  9. Krishnan, R. T., & Jha, S. K. (2011). Innovation Strategies in Emerging Markets: What Can We Learn from Indian Market Leaders. ASCI Journal of Management, 41(1), 21-45.
  10. Kumar, P., & Singh, R. K. (2016). Joint venture conflicts and breakup: a lesson from international joint ventures of two-wheeler manufacturers in India. International Journal of Business Excellence, 10(3), 418-432.
  11. Maheshwari, S. K., & Ahlstrom, D. (2004). Turning around a state-owned enterprise: The case of Scooters India Limited. Asia Pacific Journal of Management, 21(1), 75-101.
  12. Mohd, A., & Srivastava, R. (2021). Parametric optimization and experimental validation for nonlinear characteristics of passenger car suspension system. Periodica Polytechnica Transportation Engineering, 49(2), 103-113.
  13. Muthiah, A., & Karmakar ,S. (2021). Classification of Motorcycles and Prediction of Indian Motorcyclist’s Posture at the Conceptual Design Stage.
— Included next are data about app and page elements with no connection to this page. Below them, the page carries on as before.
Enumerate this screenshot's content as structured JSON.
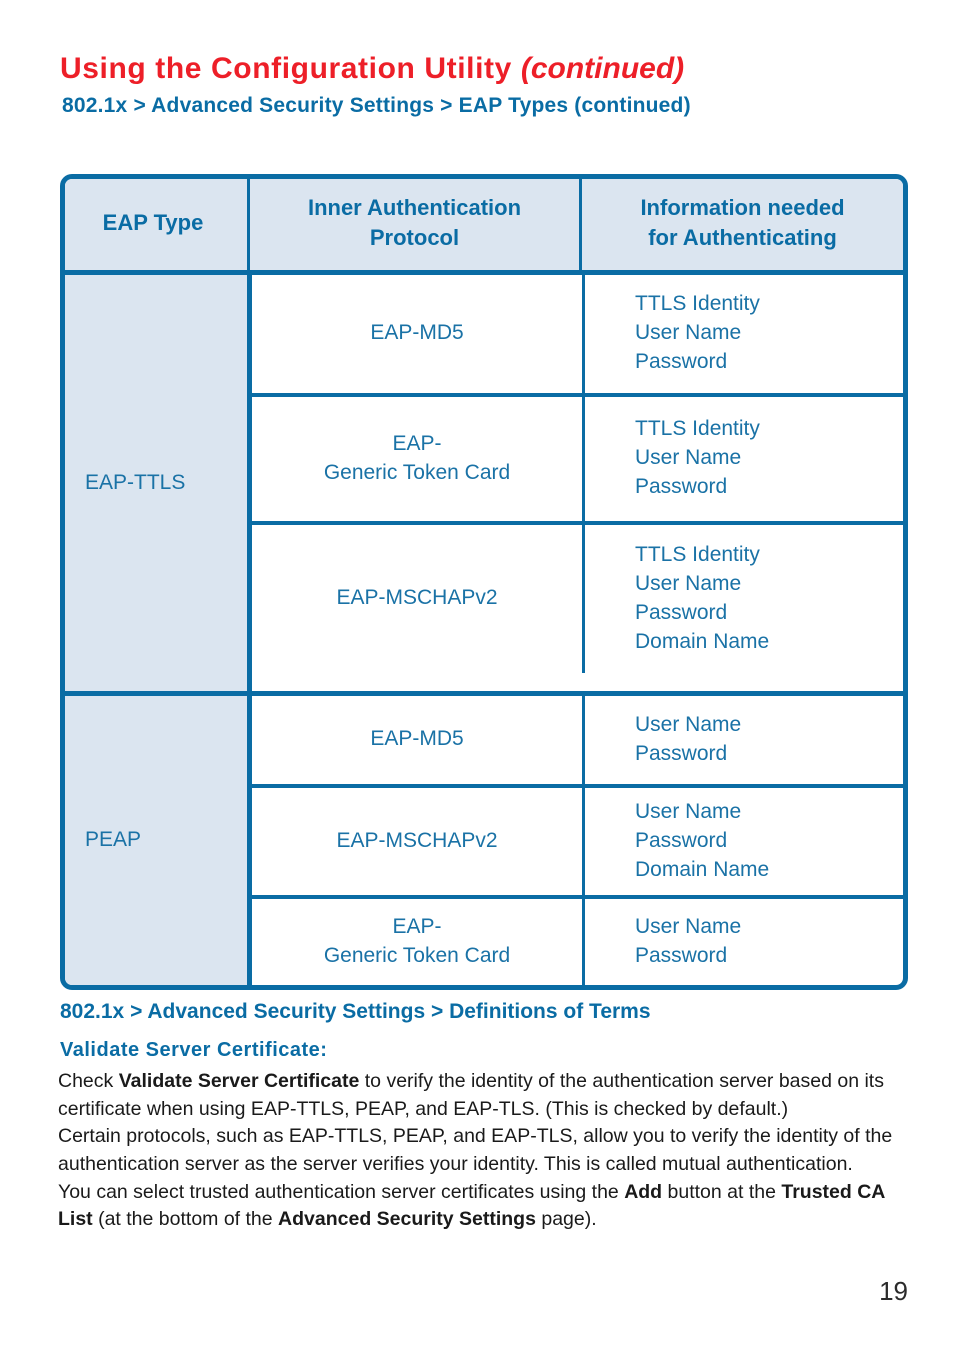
{
  "header": {
    "title_main": "Using  the  Configuration  Utility ",
    "title_continued": "(continued)",
    "breadcrumb": "802.1x > Advanced Security Settings > EAP Types (continued)"
  },
  "table": {
    "columns": [
      "EAP  Type",
      "Inner Authentication",
      "Protocol",
      "Information needed",
      "for Authenticating"
    ],
    "col1_header": "EAP  Type",
    "col2_header_line1": "Inner Authentication",
    "col2_header_line2": "Protocol",
    "col3_header_line1": "Information needed",
    "col3_header_line2": "for Authenticating",
    "groups": [
      {
        "eap_type": "EAP-TTLS",
        "rows": [
          {
            "protocol_line1": "EAP-MD5",
            "protocol_line2": "",
            "info": [
              "TTLS Identity",
              "User Name",
              "Password"
            ]
          },
          {
            "protocol_line1": "EAP-",
            "protocol_line2": "Generic Token Card",
            "info": [
              "TTLS Identity",
              "User Name",
              "Password"
            ]
          },
          {
            "protocol_line1": "EAP-MSCHAPv2",
            "protocol_line2": "",
            "info": [
              "TTLS Identity",
              "User Name",
              "Password",
              "Domain Name"
            ]
          }
        ]
      },
      {
        "eap_type": "PEAP",
        "rows": [
          {
            "protocol_line1": "EAP-MD5",
            "protocol_line2": "",
            "info": [
              "User Name",
              "Password"
            ]
          },
          {
            "protocol_line1": "EAP-MSCHAPv2",
            "protocol_line2": "",
            "info": [
              "User Name",
              "Password",
              "Domain Name"
            ]
          },
          {
            "protocol_line1": "EAP-",
            "protocol_line2": "Generic Token Card",
            "info": [
              "User Name",
              "Password"
            ]
          }
        ]
      }
    ]
  },
  "definitions": {
    "section_heading": "802.1x > Advanced Security Settings > Definitions of Terms",
    "term_heading": "Validate  Server  Certificate:",
    "para1_a": "Check ",
    "para1_bold": "Validate Server Certificate",
    "para1_b": " to verify the identity of the authentication server based on its certificate when using EAP-TTLS, PEAP, and EAP-TLS. (This is checked by default.)",
    "para2": "Certain protocols, such as EAP-TTLS, PEAP, and EAP-TLS, allow you to verify the identity of the authentication server as the server verifies your identity. This is called mutual authentication.",
    "para3_a": "You can select trusted authentication server certificates using the ",
    "para3_bold1": "Add",
    "para3_b": " button at the ",
    "para3_bold2": "Trusted CA List",
    "para3_c": " (at the bottom of the ",
    "para3_bold3": "Advanced Security Settings",
    "para3_d": " page)."
  },
  "page_number": "19",
  "colors": {
    "title_red": "#ed1f28",
    "heading_blue": "#0a6ca4",
    "text_blue": "#1a72a6",
    "cell_fill": "#dbe5f0",
    "body_text": "#1a1a1a"
  }
}
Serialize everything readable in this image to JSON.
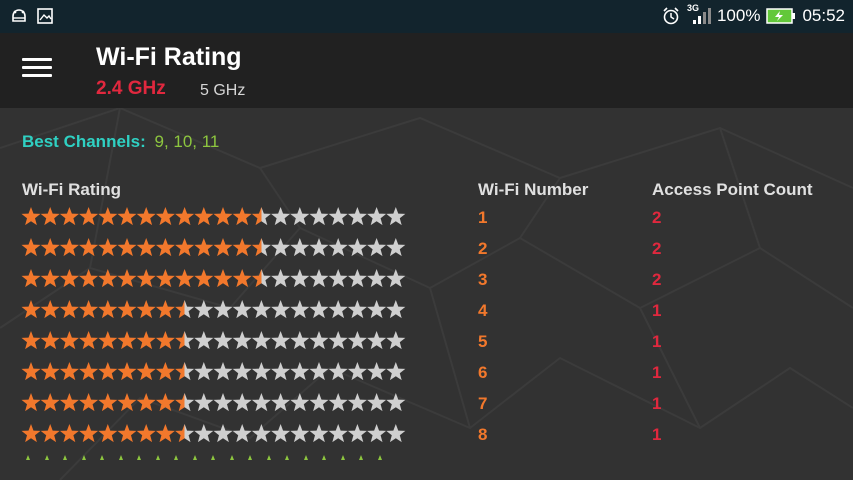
{
  "status_bar": {
    "network": "3G",
    "battery": "100%",
    "time": "05:52"
  },
  "app_bar": {
    "title": "Wi-Fi Rating",
    "tabs": [
      {
        "label": "2.4 GHz",
        "active": true
      },
      {
        "label": "5 GHz",
        "active": false
      }
    ]
  },
  "best_channels": {
    "label": "Best Channels:",
    "value": "9, 10, 11"
  },
  "table": {
    "headers": [
      "Wi-Fi Rating",
      "Wi-Fi Number",
      "Access Point Count"
    ],
    "max_stars": 20,
    "rows": [
      {
        "stars": 12.5,
        "number": "1",
        "count": "2"
      },
      {
        "stars": 12.5,
        "number": "2",
        "count": "2"
      },
      {
        "stars": 12.5,
        "number": "3",
        "count": "2"
      },
      {
        "stars": 8.5,
        "number": "4",
        "count": "1"
      },
      {
        "stars": 8.5,
        "number": "5",
        "count": "1"
      },
      {
        "stars": 8.5,
        "number": "6",
        "count": "1"
      },
      {
        "stars": 8.5,
        "number": "7",
        "count": "1"
      },
      {
        "stars": 8.5,
        "number": "8",
        "count": "1"
      }
    ]
  },
  "colors": {
    "star_filled": "#f2782c",
    "star_empty": "#cfcfcf",
    "best_label": "#2fd0c2",
    "best_value": "#8dc63f",
    "accent_red": "#e0283e"
  }
}
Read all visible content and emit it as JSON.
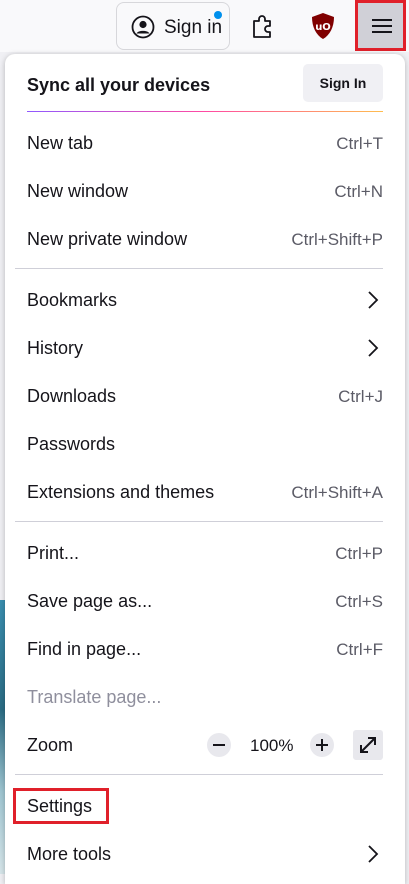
{
  "toolbar": {
    "sign_in_label": "Sign in",
    "icons": [
      "account-icon",
      "extensions-icon",
      "ublock-origin-icon",
      "hamburger-menu-icon"
    ],
    "notification_dot_color": "#0090ed",
    "highlight_color": "#e0202a"
  },
  "sync": {
    "title": "Sync all your devices",
    "button_label": "Sign In"
  },
  "menu": {
    "new_tab": {
      "label": "New tab",
      "shortcut": "Ctrl+T"
    },
    "new_window": {
      "label": "New window",
      "shortcut": "Ctrl+N"
    },
    "new_private_window": {
      "label": "New private window",
      "shortcut": "Ctrl+Shift+P"
    },
    "bookmarks": {
      "label": "Bookmarks"
    },
    "history": {
      "label": "History"
    },
    "downloads": {
      "label": "Downloads",
      "shortcut": "Ctrl+J"
    },
    "passwords": {
      "label": "Passwords"
    },
    "extensions_themes": {
      "label": "Extensions and themes",
      "shortcut": "Ctrl+Shift+A"
    },
    "print": {
      "label": "Print...",
      "shortcut": "Ctrl+P"
    },
    "save_page": {
      "label": "Save page as...",
      "shortcut": "Ctrl+S"
    },
    "find_in_page": {
      "label": "Find in page...",
      "shortcut": "Ctrl+F"
    },
    "translate_page": {
      "label": "Translate page...",
      "disabled": true
    },
    "zoom": {
      "label": "Zoom",
      "value": "100%"
    },
    "settings": {
      "label": "Settings"
    },
    "more_tools": {
      "label": "More tools"
    }
  }
}
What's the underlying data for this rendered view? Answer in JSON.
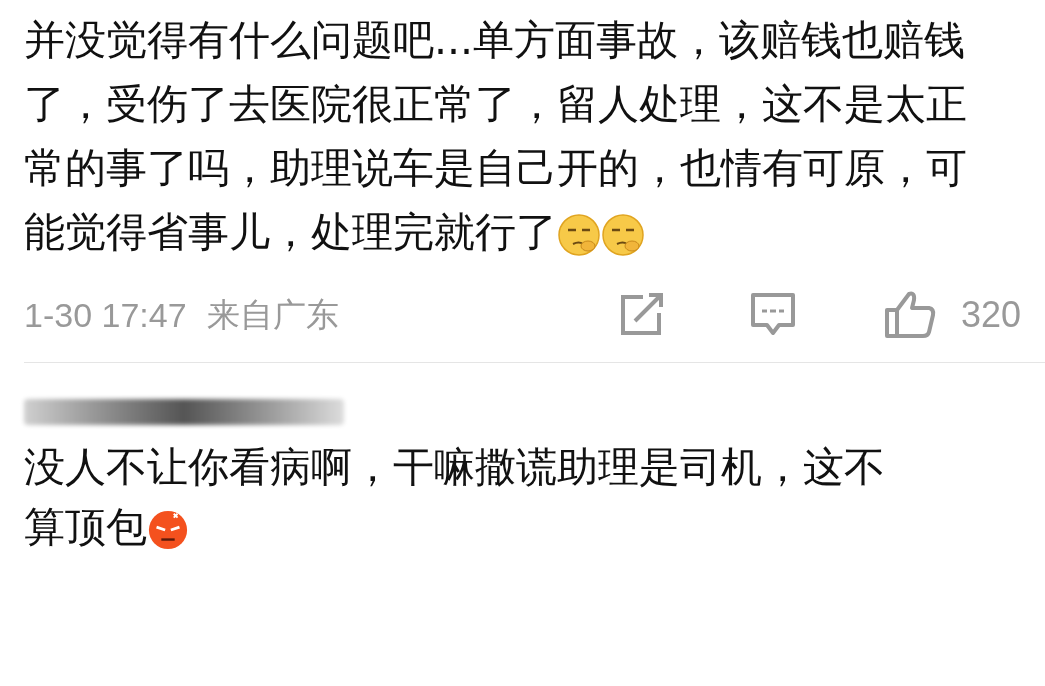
{
  "post": {
    "text": "并没觉得有什么问题吧...单方面事故，该赔钱也赔钱了，受伤了去医院很正常了，留人处理，这不是太正常的事了吗，助理说车是自己开的，也情有可原，可能觉得省事儿，处理完就行了",
    "emojis": [
      {
        "kind": "thinking"
      },
      {
        "kind": "thinking"
      }
    ],
    "time": "1-30 17:47",
    "location": "来自广东",
    "likes": "320"
  },
  "reply": {
    "text": "没人不让你看病啊，干嘛撒谎助理是司机，这不算顶包",
    "emojis": [
      {
        "kind": "angry"
      }
    ]
  }
}
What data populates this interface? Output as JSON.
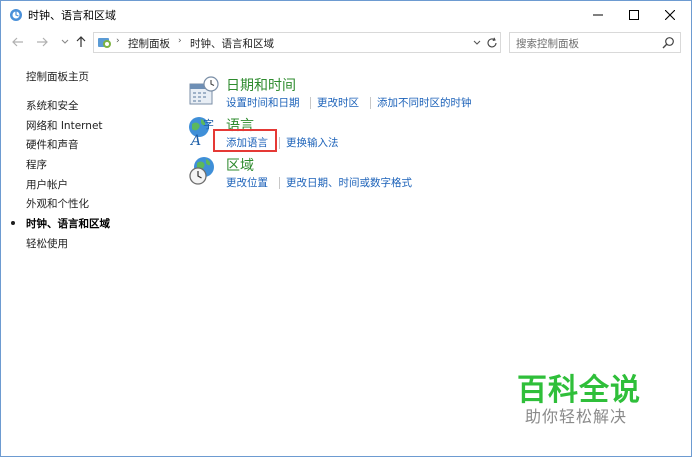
{
  "window": {
    "title": "时钟、语言和区域"
  },
  "nav": {
    "back_icon": "arrow-left-icon",
    "forward_icon": "arrow-right-icon",
    "recent_icon": "chevron-down-icon",
    "up_icon": "arrow-up-icon"
  },
  "address": {
    "segments": [
      "控制面板",
      "时钟、语言和区域"
    ]
  },
  "search": {
    "placeholder": "搜索控制面板"
  },
  "sidebar": {
    "items": [
      {
        "label": "控制面板主页",
        "active": false
      },
      {
        "label": "系统和安全",
        "active": false
      },
      {
        "label": "网络和 Internet",
        "active": false
      },
      {
        "label": "硬件和声音",
        "active": false
      },
      {
        "label": "程序",
        "active": false
      },
      {
        "label": "用户帐户",
        "active": false
      },
      {
        "label": "外观和个性化",
        "active": false
      },
      {
        "label": "时钟、语言和区域",
        "active": true
      },
      {
        "label": "轻松使用",
        "active": false
      }
    ]
  },
  "categories": [
    {
      "title": "日期和时间",
      "icon": "calendar-clock-icon",
      "links": [
        "设置时间和日期",
        "更改时区",
        "添加不同时区的时钟"
      ]
    },
    {
      "title": "语言",
      "icon": "language-icon",
      "links": [
        "添加语言",
        "更换输入法"
      ]
    },
    {
      "title": "区域",
      "icon": "globe-clock-icon",
      "links": [
        "更改位置",
        "更改日期、时间或数字格式"
      ]
    }
  ],
  "watermark": {
    "main": "百科全说",
    "sub": "助你轻松解决"
  },
  "colors": {
    "category_title": "#2e8b2e",
    "link": "#1c62b9",
    "highlight": "#e53935",
    "watermark": "#2fbf3a"
  }
}
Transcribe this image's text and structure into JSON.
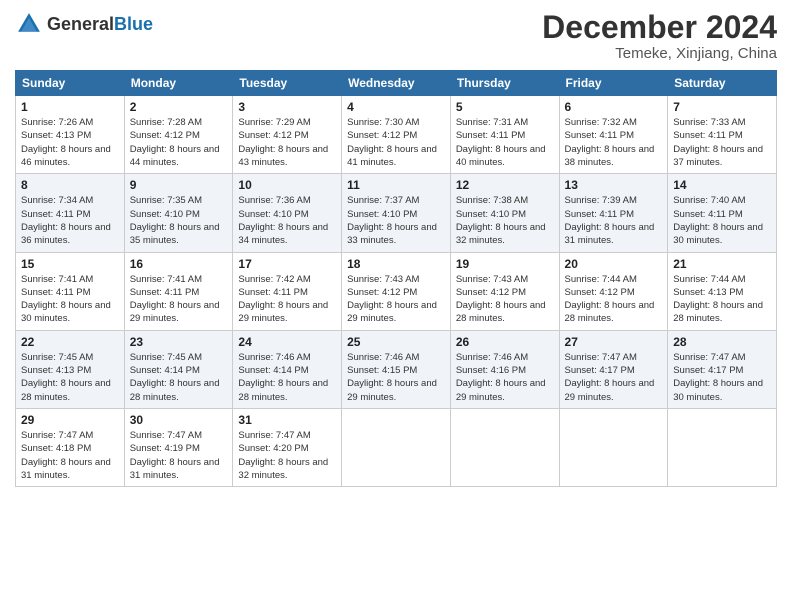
{
  "logo": {
    "general": "General",
    "blue": "Blue"
  },
  "header": {
    "month": "December 2024",
    "location": "Temeke, Xinjiang, China"
  },
  "weekdays": [
    "Sunday",
    "Monday",
    "Tuesday",
    "Wednesday",
    "Thursday",
    "Friday",
    "Saturday"
  ],
  "weeks": [
    [
      {
        "day": "1",
        "sunrise": "Sunrise: 7:26 AM",
        "sunset": "Sunset: 4:13 PM",
        "daylight": "Daylight: 8 hours and 46 minutes."
      },
      {
        "day": "2",
        "sunrise": "Sunrise: 7:28 AM",
        "sunset": "Sunset: 4:12 PM",
        "daylight": "Daylight: 8 hours and 44 minutes."
      },
      {
        "day": "3",
        "sunrise": "Sunrise: 7:29 AM",
        "sunset": "Sunset: 4:12 PM",
        "daylight": "Daylight: 8 hours and 43 minutes."
      },
      {
        "day": "4",
        "sunrise": "Sunrise: 7:30 AM",
        "sunset": "Sunset: 4:12 PM",
        "daylight": "Daylight: 8 hours and 41 minutes."
      },
      {
        "day": "5",
        "sunrise": "Sunrise: 7:31 AM",
        "sunset": "Sunset: 4:11 PM",
        "daylight": "Daylight: 8 hours and 40 minutes."
      },
      {
        "day": "6",
        "sunrise": "Sunrise: 7:32 AM",
        "sunset": "Sunset: 4:11 PM",
        "daylight": "Daylight: 8 hours and 38 minutes."
      },
      {
        "day": "7",
        "sunrise": "Sunrise: 7:33 AM",
        "sunset": "Sunset: 4:11 PM",
        "daylight": "Daylight: 8 hours and 37 minutes."
      }
    ],
    [
      {
        "day": "8",
        "sunrise": "Sunrise: 7:34 AM",
        "sunset": "Sunset: 4:11 PM",
        "daylight": "Daylight: 8 hours and 36 minutes."
      },
      {
        "day": "9",
        "sunrise": "Sunrise: 7:35 AM",
        "sunset": "Sunset: 4:10 PM",
        "daylight": "Daylight: 8 hours and 35 minutes."
      },
      {
        "day": "10",
        "sunrise": "Sunrise: 7:36 AM",
        "sunset": "Sunset: 4:10 PM",
        "daylight": "Daylight: 8 hours and 34 minutes."
      },
      {
        "day": "11",
        "sunrise": "Sunrise: 7:37 AM",
        "sunset": "Sunset: 4:10 PM",
        "daylight": "Daylight: 8 hours and 33 minutes."
      },
      {
        "day": "12",
        "sunrise": "Sunrise: 7:38 AM",
        "sunset": "Sunset: 4:10 PM",
        "daylight": "Daylight: 8 hours and 32 minutes."
      },
      {
        "day": "13",
        "sunrise": "Sunrise: 7:39 AM",
        "sunset": "Sunset: 4:11 PM",
        "daylight": "Daylight: 8 hours and 31 minutes."
      },
      {
        "day": "14",
        "sunrise": "Sunrise: 7:40 AM",
        "sunset": "Sunset: 4:11 PM",
        "daylight": "Daylight: 8 hours and 30 minutes."
      }
    ],
    [
      {
        "day": "15",
        "sunrise": "Sunrise: 7:41 AM",
        "sunset": "Sunset: 4:11 PM",
        "daylight": "Daylight: 8 hours and 30 minutes."
      },
      {
        "day": "16",
        "sunrise": "Sunrise: 7:41 AM",
        "sunset": "Sunset: 4:11 PM",
        "daylight": "Daylight: 8 hours and 29 minutes."
      },
      {
        "day": "17",
        "sunrise": "Sunrise: 7:42 AM",
        "sunset": "Sunset: 4:11 PM",
        "daylight": "Daylight: 8 hours and 29 minutes."
      },
      {
        "day": "18",
        "sunrise": "Sunrise: 7:43 AM",
        "sunset": "Sunset: 4:12 PM",
        "daylight": "Daylight: 8 hours and 29 minutes."
      },
      {
        "day": "19",
        "sunrise": "Sunrise: 7:43 AM",
        "sunset": "Sunset: 4:12 PM",
        "daylight": "Daylight: 8 hours and 28 minutes."
      },
      {
        "day": "20",
        "sunrise": "Sunrise: 7:44 AM",
        "sunset": "Sunset: 4:12 PM",
        "daylight": "Daylight: 8 hours and 28 minutes."
      },
      {
        "day": "21",
        "sunrise": "Sunrise: 7:44 AM",
        "sunset": "Sunset: 4:13 PM",
        "daylight": "Daylight: 8 hours and 28 minutes."
      }
    ],
    [
      {
        "day": "22",
        "sunrise": "Sunrise: 7:45 AM",
        "sunset": "Sunset: 4:13 PM",
        "daylight": "Daylight: 8 hours and 28 minutes."
      },
      {
        "day": "23",
        "sunrise": "Sunrise: 7:45 AM",
        "sunset": "Sunset: 4:14 PM",
        "daylight": "Daylight: 8 hours and 28 minutes."
      },
      {
        "day": "24",
        "sunrise": "Sunrise: 7:46 AM",
        "sunset": "Sunset: 4:14 PM",
        "daylight": "Daylight: 8 hours and 28 minutes."
      },
      {
        "day": "25",
        "sunrise": "Sunrise: 7:46 AM",
        "sunset": "Sunset: 4:15 PM",
        "daylight": "Daylight: 8 hours and 29 minutes."
      },
      {
        "day": "26",
        "sunrise": "Sunrise: 7:46 AM",
        "sunset": "Sunset: 4:16 PM",
        "daylight": "Daylight: 8 hours and 29 minutes."
      },
      {
        "day": "27",
        "sunrise": "Sunrise: 7:47 AM",
        "sunset": "Sunset: 4:17 PM",
        "daylight": "Daylight: 8 hours and 29 minutes."
      },
      {
        "day": "28",
        "sunrise": "Sunrise: 7:47 AM",
        "sunset": "Sunset: 4:17 PM",
        "daylight": "Daylight: 8 hours and 30 minutes."
      }
    ],
    [
      {
        "day": "29",
        "sunrise": "Sunrise: 7:47 AM",
        "sunset": "Sunset: 4:18 PM",
        "daylight": "Daylight: 8 hours and 31 minutes."
      },
      {
        "day": "30",
        "sunrise": "Sunrise: 7:47 AM",
        "sunset": "Sunset: 4:19 PM",
        "daylight": "Daylight: 8 hours and 31 minutes."
      },
      {
        "day": "31",
        "sunrise": "Sunrise: 7:47 AM",
        "sunset": "Sunset: 4:20 PM",
        "daylight": "Daylight: 8 hours and 32 minutes."
      },
      null,
      null,
      null,
      null
    ]
  ]
}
In: Das L.M., Kumar N., Lather R.S., & Bhatia P. (eds) Emerging Trends in Mechanical Engineering. Lecture Notes in Mechanical Engineering. Springer, Singapore.
  14. Oliver, R. L. (1980).   A   cognitive   model   of   the   antecedents   and consequences   of   satisfaction   decisions. Journal   of   Marketing Research, 17(4):460-469.
  15. Ramamoorthy, R., Anto, M., & Kausalya, R. (2017). A study on customer satisfaction of Mahindra two wheelers in chennai city. International Journal of Pure and Applied Mathematics, 116(15), 67-71.
  16. Rath, B., & Kar, S. K. (2014). Relaunch Practices in India with a Special Focus on Relaunch of Vespa Brand-An Investigation. Srusti Management Review, 7(1), 28-32.
  17. Saini, D. S. (2005). Honda Motorcycles and Scooters India Limited (Hmsi). Vision, 9(4), 71-81.
  18. Schiffman, L., & Kanuk, L. (2010). Consumer Behaviour. Pearson.
  19. Shah, S. (2011). Corporate Governance in a Family-Owned Corporate Organization in India: A Case Study of TVS Motor Company Ltd. South Asian Journal of Management, 18(3), 150.
  20. Solomon, M. R., & Panda, T. K. (2004). Consumer behavior, buying, having, and being. Pearson Education India.
  21. Swalih, M., Adarsh, K., & Sulphey, M. (2021). A study on the financial soundness of Indian automobile industries using Altman Z-Score. Accounting, 7(2), 295-298.
Get the App